Cell movement is a complex phenomenon primarily driven by the actin network beneath the cell membrane, and can be divided into three general components: protrusion of the leading edge of the cell, adhesion of the leading edge and deadhesion at the cell body and rear, and cytoskeletal contraction to pull the cell forward. Each of these steps is driven by physical forces generated by unique segments of the cytoskeleton. This review examines the specific physics underlying these phases of cell movement and the origins of the forces that drive locomotion. Cell movement or motility is a highly dynamic phenomenon that is essential to a variety of biological processes such as the development of an organism (morphogenesis), wound healing, cancer metastasis and immune response. For example, during morphogenesis there is a targeted movement of dividing cells to specific sites to form tissues and organs.

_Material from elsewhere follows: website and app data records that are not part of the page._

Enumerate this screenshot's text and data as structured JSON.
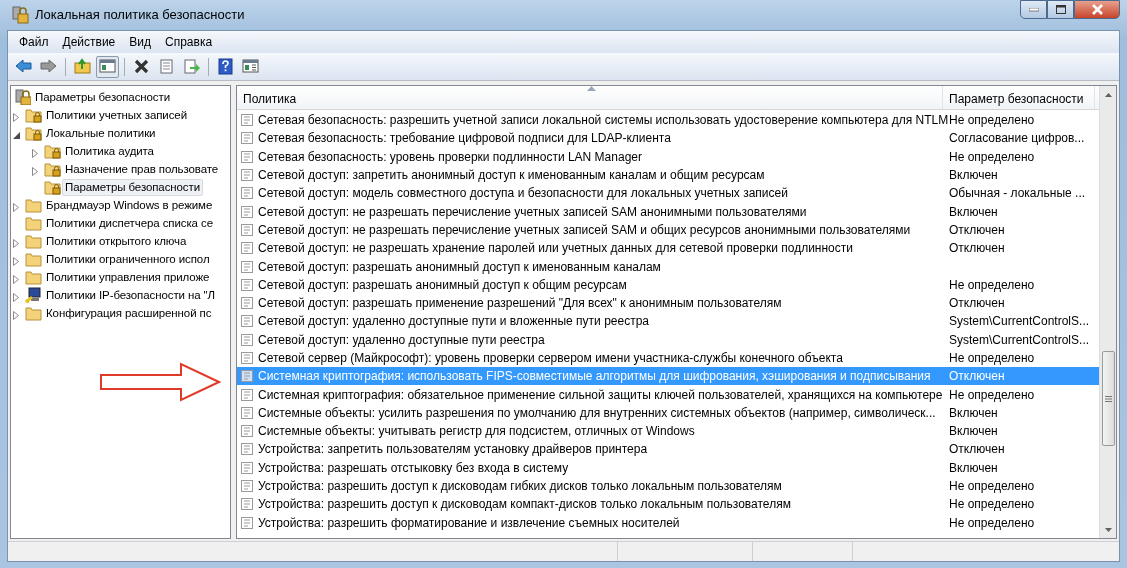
{
  "window": {
    "title": "Локальная политика безопасности"
  },
  "menu": [
    "Файл",
    "Действие",
    "Вид",
    "Справка"
  ],
  "toolbar": [
    {
      "pressed": false
    },
    {
      "pressed": false
    },
    {
      "pressed": false
    },
    {
      "pressed": true
    },
    {
      "pressed": false
    },
    {
      "pressed": false
    },
    {
      "pressed": false
    },
    {
      "pressed": false
    },
    {
      "pressed": false
    }
  ],
  "tree": [
    {
      "label": "Параметры безопасности",
      "kind": "root",
      "selected": false,
      "children": [
        {
          "label": "Политики учетных записей",
          "kind": "secure",
          "expanded": false,
          "selected": false
        },
        {
          "label": "Локальные политики",
          "kind": "secure",
          "expanded": true,
          "selected": false,
          "children": [
            {
              "label": "Политика аудита",
              "kind": "secure",
              "expanded": false,
              "selected": false
            },
            {
              "label": "Назначение прав пользовате",
              "kind": "secure",
              "expanded": false,
              "selected": false
            },
            {
              "label": "Параметры безопасности",
              "kind": "secure",
              "selected": true
            }
          ]
        },
        {
          "label": "Брандмауэр Windows в режиме",
          "kind": "plain",
          "expanded": false,
          "selected": false
        },
        {
          "label": "Политики диспетчера списка се",
          "kind": "plain",
          "selected": false
        },
        {
          "label": "Политики открытого ключа",
          "kind": "plain",
          "expanded": false,
          "selected": false
        },
        {
          "label": "Политики ограниченного испол",
          "kind": "plain",
          "expanded": false,
          "selected": false
        },
        {
          "label": "Политики управления приложе",
          "kind": "plain",
          "expanded": false,
          "selected": false
        },
        {
          "label": "Политики IP-безопасности на \"Л",
          "kind": "ip",
          "expanded": false,
          "selected": false
        },
        {
          "label": "Конфигурация расширенной пс",
          "kind": "plain",
          "expanded": false,
          "selected": false
        }
      ]
    }
  ],
  "table": {
    "columns": [
      "Политика",
      "Параметр безопасности"
    ],
    "rows": [
      {
        "policy": "Сетевая безопасность: разрешить учетной записи локальной системы использовать удостоверение компьютера для NTLM",
        "setting": "Не определено",
        "selected": false
      },
      {
        "policy": "Сетевая безопасность: требование цифровой подписи для LDAP-клиента",
        "setting": "Согласование цифров...",
        "selected": false
      },
      {
        "policy": "Сетевая безопасность: уровень проверки подлинности LAN Manager",
        "setting": "Не определено",
        "selected": false
      },
      {
        "policy": "Сетевой доступ: запретить анонимный доступ к именованным каналам и общим ресурсам",
        "setting": "Включен",
        "selected": false
      },
      {
        "policy": "Сетевой доступ: модель совместного доступа и безопасности для локальных учетных записей",
        "setting": "Обычная - локальные ...",
        "selected": false
      },
      {
        "policy": "Сетевой доступ: не разрешать перечисление учетных записей SAM анонимными пользователями",
        "setting": "Включен",
        "selected": false
      },
      {
        "policy": "Сетевой доступ: не разрешать перечисление учетных записей SAM и общих ресурсов анонимными пользователями",
        "setting": "Отключен",
        "selected": false
      },
      {
        "policy": "Сетевой доступ: не разрешать хранение паролей или учетных данных для сетевой проверки подлинности",
        "setting": "Отключен",
        "selected": false
      },
      {
        "policy": "Сетевой доступ: разрешать анонимный доступ к именованным каналам",
        "selected": false
      },
      {
        "policy": "Сетевой доступ: разрешать анонимный доступ к общим ресурсам",
        "setting": "Не определено",
        "selected": false
      },
      {
        "policy": "Сетевой доступ: разрешать применение разрешений \"Для всех\" к анонимным пользователям",
        "setting": "Отключен",
        "selected": false
      },
      {
        "policy": "Сетевой доступ: удаленно доступные пути и вложенные пути реестра",
        "setting": "System\\CurrentControlS...",
        "selected": false
      },
      {
        "policy": "Сетевой доступ: удаленно доступные пути реестра",
        "setting": "System\\CurrentControlS...",
        "selected": false
      },
      {
        "policy": "Сетевой сервер (Майкрософт): уровень проверки сервером имени участника-службы конечного объекта",
        "setting": "Не определено",
        "selected": false
      },
      {
        "policy": "Системная криптография: использовать FIPS-совместимые алгоритмы для шифрования, хэширования и подписывания",
        "setting": "Отключен",
        "selected": true
      },
      {
        "policy": "Системная криптография: обязательное применение сильной защиты ключей пользователей, хранящихся на компьютере",
        "setting": "Не определено",
        "selected": false
      },
      {
        "policy": "Системные объекты: усилить разрешения по умолчанию для внутренних системных объектов (например, символическ...",
        "setting": "Включен",
        "selected": false
      },
      {
        "policy": "Системные объекты: учитывать регистр для подсистем, отличных от Windows",
        "setting": "Включен",
        "selected": false
      },
      {
        "policy": "Устройства: запретить пользователям установку драйверов принтера",
        "setting": "Отключен",
        "selected": false
      },
      {
        "policy": "Устройства: разрешать отстыковку без входа в систему",
        "setting": "Включен",
        "selected": false
      },
      {
        "policy": "Устройства: разрешить доступ к дисководам гибких дисков только локальным пользователям",
        "setting": "Не определено",
        "selected": false
      },
      {
        "policy": "Устройства: разрешить доступ к дисководам компакт-дисков только локальным пользователям",
        "setting": "Не определено",
        "selected": false
      },
      {
        "policy": "Устройства: разрешить форматирование и извлечение съемных носителей",
        "setting": "Не определено",
        "selected": false
      }
    ]
  }
}
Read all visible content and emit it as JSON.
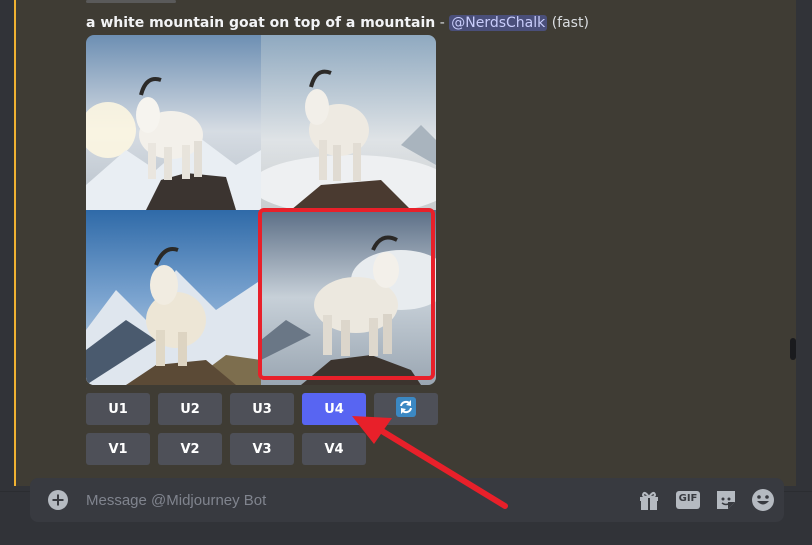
{
  "message": {
    "prompt": "a white mountain goat on top of a mountain",
    "separator": " - ",
    "mention": "@NerdsChalk",
    "mode": "(fast)"
  },
  "image_grid": {
    "images": [
      {
        "label": "goat image 1"
      },
      {
        "label": "goat image 2"
      },
      {
        "label": "goat image 3"
      },
      {
        "label": "goat image 4 (highlighted)"
      }
    ]
  },
  "buttons": {
    "upscale": [
      "U1",
      "U2",
      "U3",
      "U4"
    ],
    "variation": [
      "V1",
      "V2",
      "V3",
      "V4"
    ],
    "active": "U4",
    "reroll_icon": "refresh-icon"
  },
  "composer": {
    "placeholder": "Message @Midjourney Bot",
    "icons": [
      "add-icon",
      "gift-icon",
      "gif-icon",
      "sticker-icon",
      "emoji-icon"
    ],
    "gif_label": "GIF"
  },
  "colors": {
    "accent": "#5865f2",
    "highlight": "#e8202a",
    "mention_bar": "#f0b232"
  }
}
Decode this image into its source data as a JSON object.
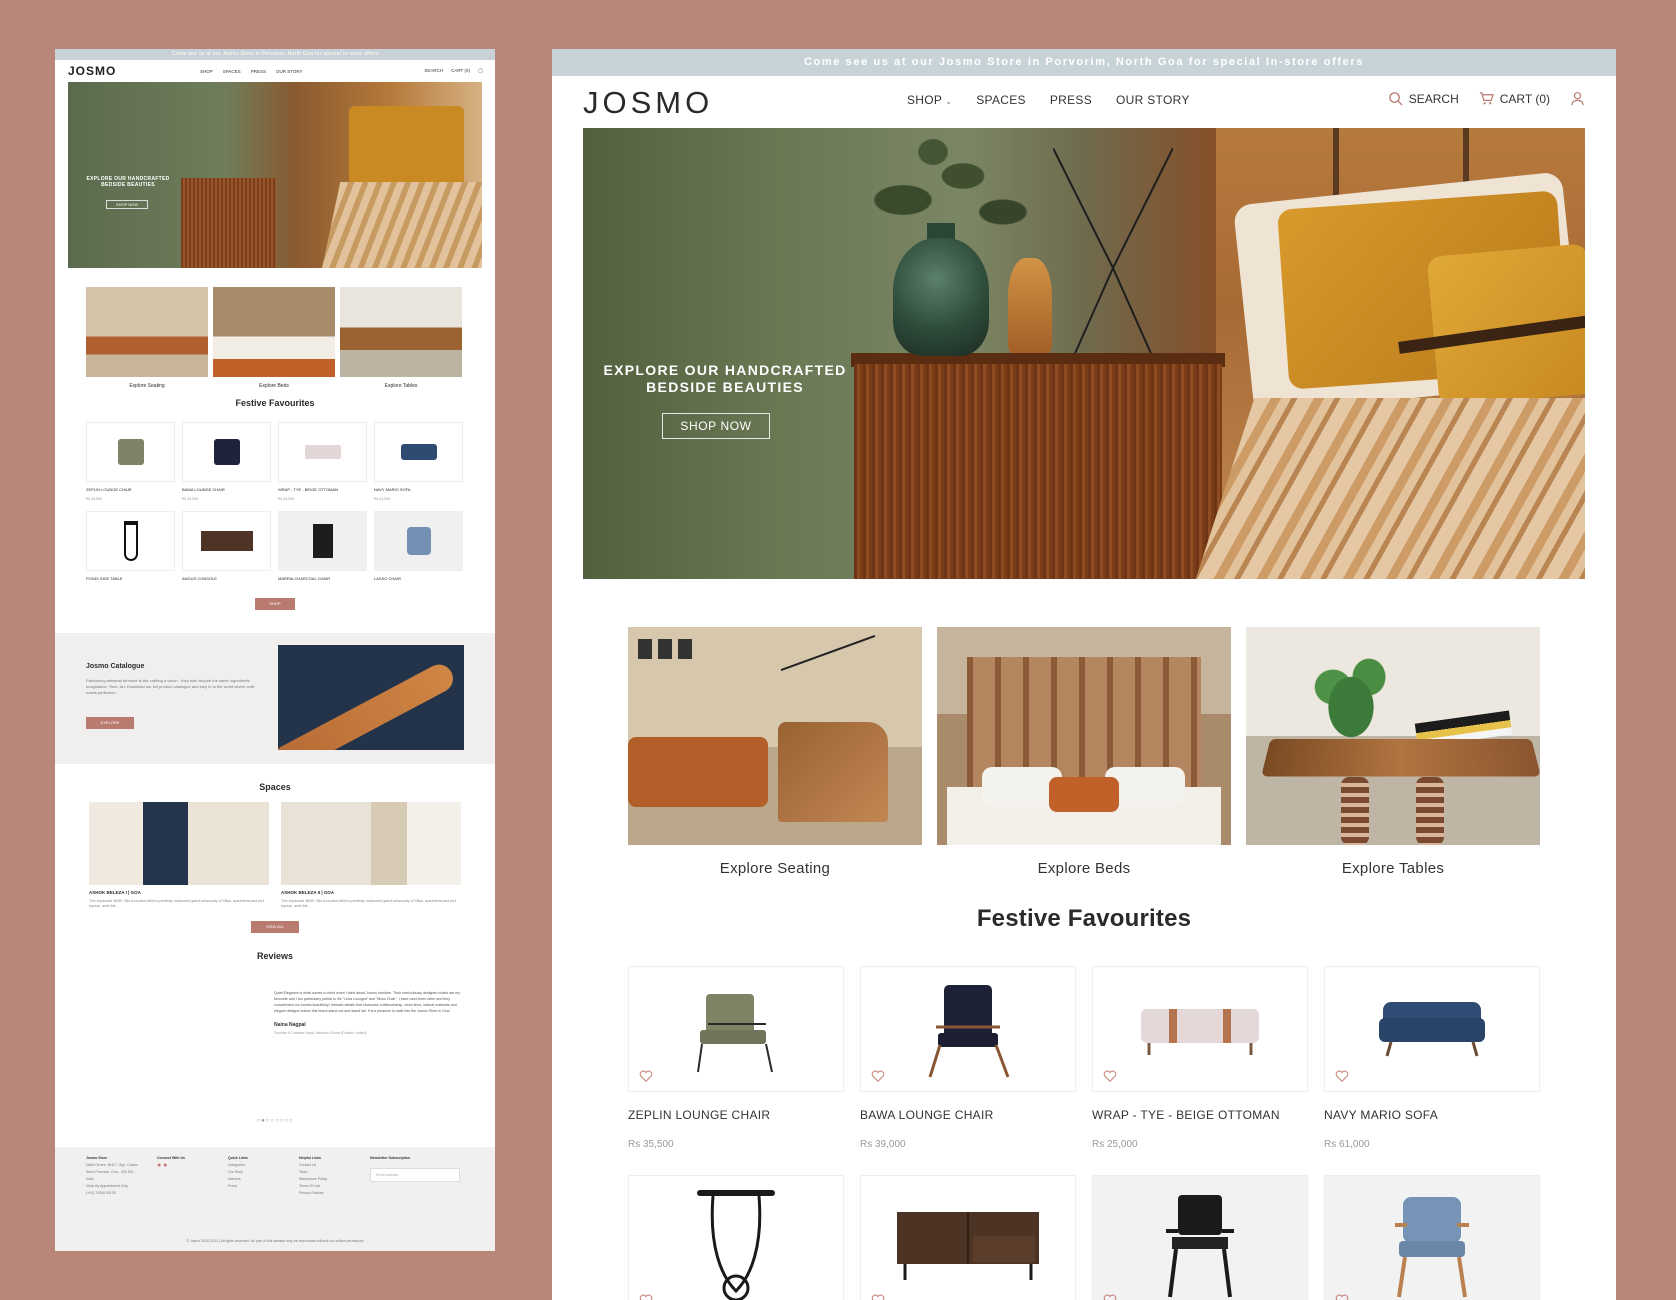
{
  "banner": "Come see us at our Josmo Store in Porvorim, North Goa for special In-store offers",
  "logo": "JOSMO",
  "nav": {
    "shop": "SHOP",
    "spaces": "SPACES",
    "press": "PRESS",
    "story": "OUR STORY"
  },
  "tools": {
    "search": "SEARCH",
    "cart": "CART (0)"
  },
  "hero": {
    "heading": "EXPLORE OUR HANDCRAFTED BEDSIDE BEAUTIES",
    "button": "SHOP NOW"
  },
  "categories": [
    {
      "label": "Explore Seating"
    },
    {
      "label": "Explore Beds"
    },
    {
      "label": "Explore Tables"
    }
  ],
  "festive_title": "Festive Favourites",
  "products": [
    {
      "name": "ZEPLIN LOUNGE CHAIR",
      "price": "Rs 35,500"
    },
    {
      "name": "BAWA LOUNGE CHAIR",
      "price": "Rs 39,000"
    },
    {
      "name": "WRAP - TYE - BEIGE OTTOMAN",
      "price": "Rs 25,000"
    },
    {
      "name": "NAVY MARIO SOFA",
      "price": "Rs 61,000"
    },
    {
      "name": "PONDI SIDE TABLE",
      "price": ""
    },
    {
      "name": "ANGUS CONSOLE",
      "price": ""
    },
    {
      "name": "MARRIA CHARCOAL CHAIR",
      "price": ""
    },
    {
      "name": "LASSO CHAIR",
      "price": ""
    }
  ],
  "mini": {
    "hero_heading": "EXPLORE OUR HANDCRAFTED BEDSIDE BEAUTIES",
    "hero_button": "SHOP NOW",
    "shop_button": "SHOP",
    "catalogue_title": "Josmo Catalogue",
    "catalogue_text": "Fashioning artisanal furniture is like crafting a vision - they both require the same ingredients: Imagination, Time, Art. Download our full product catalogue and step in to the world where craft meets perfection.",
    "explore_button": "EXPLORE",
    "spaces_title": "Spaces",
    "spaces": [
      {
        "name": "ASHOK BELEZA I | GOA",
        "text": "This expansive 4BHK Villa is located within a perfectly manicured gated community of Villas, apartments and plot layouts, amid the..."
      },
      {
        "name": "ASHOK BELEZA II | GOA",
        "text": "This expansive 3BHK Villa is located within a perfectly manicured gated community of Villas, apartments and plot layouts, amid the..."
      }
    ],
    "view_all": "VIEW ALL",
    "reviews_title": "Reviews",
    "review_text": "Quiet Elegance is what comes to mind when I think about Josmo furniture. Their meticulously designed chairs are my favourite and I am particularly partial to the \"Lima Lounges\" and \"Moss Chair\". I have used them often and they complement our homes beautifully! Intricate details that showcase craftsmanship, clean lines, natural materials and elegant designs makes this brand stand out and stand tall. It is a pleasure to walk into the Josmo Store in Goa!",
    "reviewer": "Naina Nagpal",
    "reviewer_role": "Founder & Creative Head, Mansion Goods (Private Limited)",
    "footer": {
      "store_h": "Josmo Store",
      "store_addr": "Delta Centre, NH17, Opp. Cosmo Store Porvorim, Goa - 403 501 - India",
      "store_visit": "Visits By Appointment Only",
      "store_phone": "(+91) 79208 50139",
      "connect_h": "Connect With Us",
      "quick_h": "Quick Links",
      "quick": [
        "Categories",
        "Our Story",
        "Interiors",
        "Press"
      ],
      "help_h": "Helpful Links",
      "help": [
        "Contact Us",
        "Team",
        "Warehouse Policy",
        "Terms Of Use",
        "Privacy Policies"
      ],
      "news_h": "Newsletter Subscription",
      "email_ph": "Email address",
      "copy": "© Josmo 2020-2021 | All rights reserved. No part of this website may be reproduced without our written permission"
    }
  },
  "colors": {
    "accent": "#b97a70",
    "banner": "#c7d3d7",
    "page_bg": "#b9877a"
  }
}
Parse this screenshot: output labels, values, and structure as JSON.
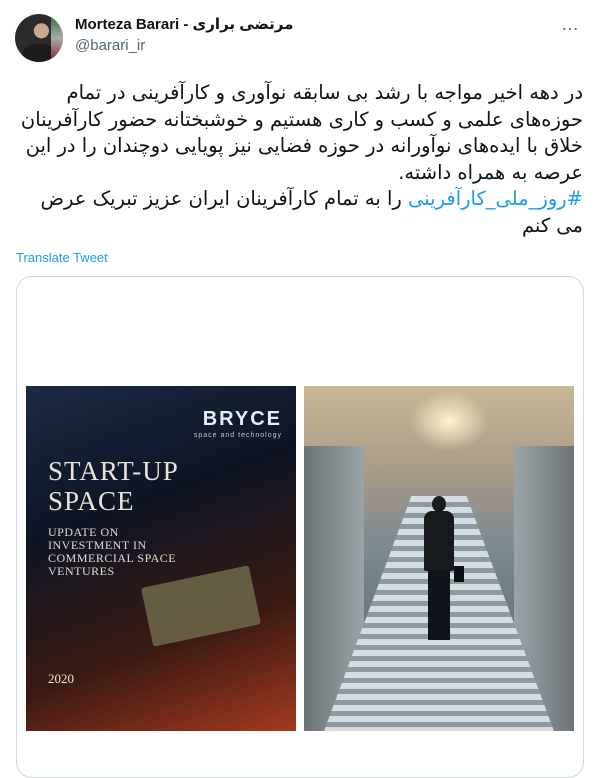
{
  "author": {
    "display_name": "Morteza Barari - مرتضی براری",
    "handle": "@barari_ir"
  },
  "menu": {
    "more_icon": "…"
  },
  "tweet": {
    "text": "در دهه اخیر مواجه با رشد بی سابقه نوآوری و کارآفرینی در تمام حوزه‌های علمی و کسب و کاری هستیم و خوشبختانه حضور کارآفرینان خلاق با ایده‌های نوآورانه در حوزه فضایی نیز پویایی دوچندان را در این عرصه به همراه داشته.",
    "hashtag": "#روز_ملی_کارآفرینی",
    "hashtag_color": "#1d9bf0",
    "closing": "را به تمام کارآفرینان ایران عزیز تبریک عرض می کنم"
  },
  "translate_label": "Translate Tweet",
  "media": {
    "image1": {
      "brand": "BRYCE",
      "brand_tagline": "space and technology",
      "title_line1": "START-UP",
      "title_line2": "SPACE",
      "subtitle": "UPDATE ON INVESTMENT IN COMMERCIAL SPACE VENTURES",
      "year": "2020"
    },
    "image2": {
      "description_icon": "stairs-businessman-photo"
    }
  }
}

For wound healing to occur, cells such as neutrophils (white blood cells) and macrophages (cells that ingest bacteria) move to the wound site to kill the microorganisms that cause infection, and fibroblasts (connective tissue cells) move there to remodel damaged structures.
This book presents important research in the field from around the globe.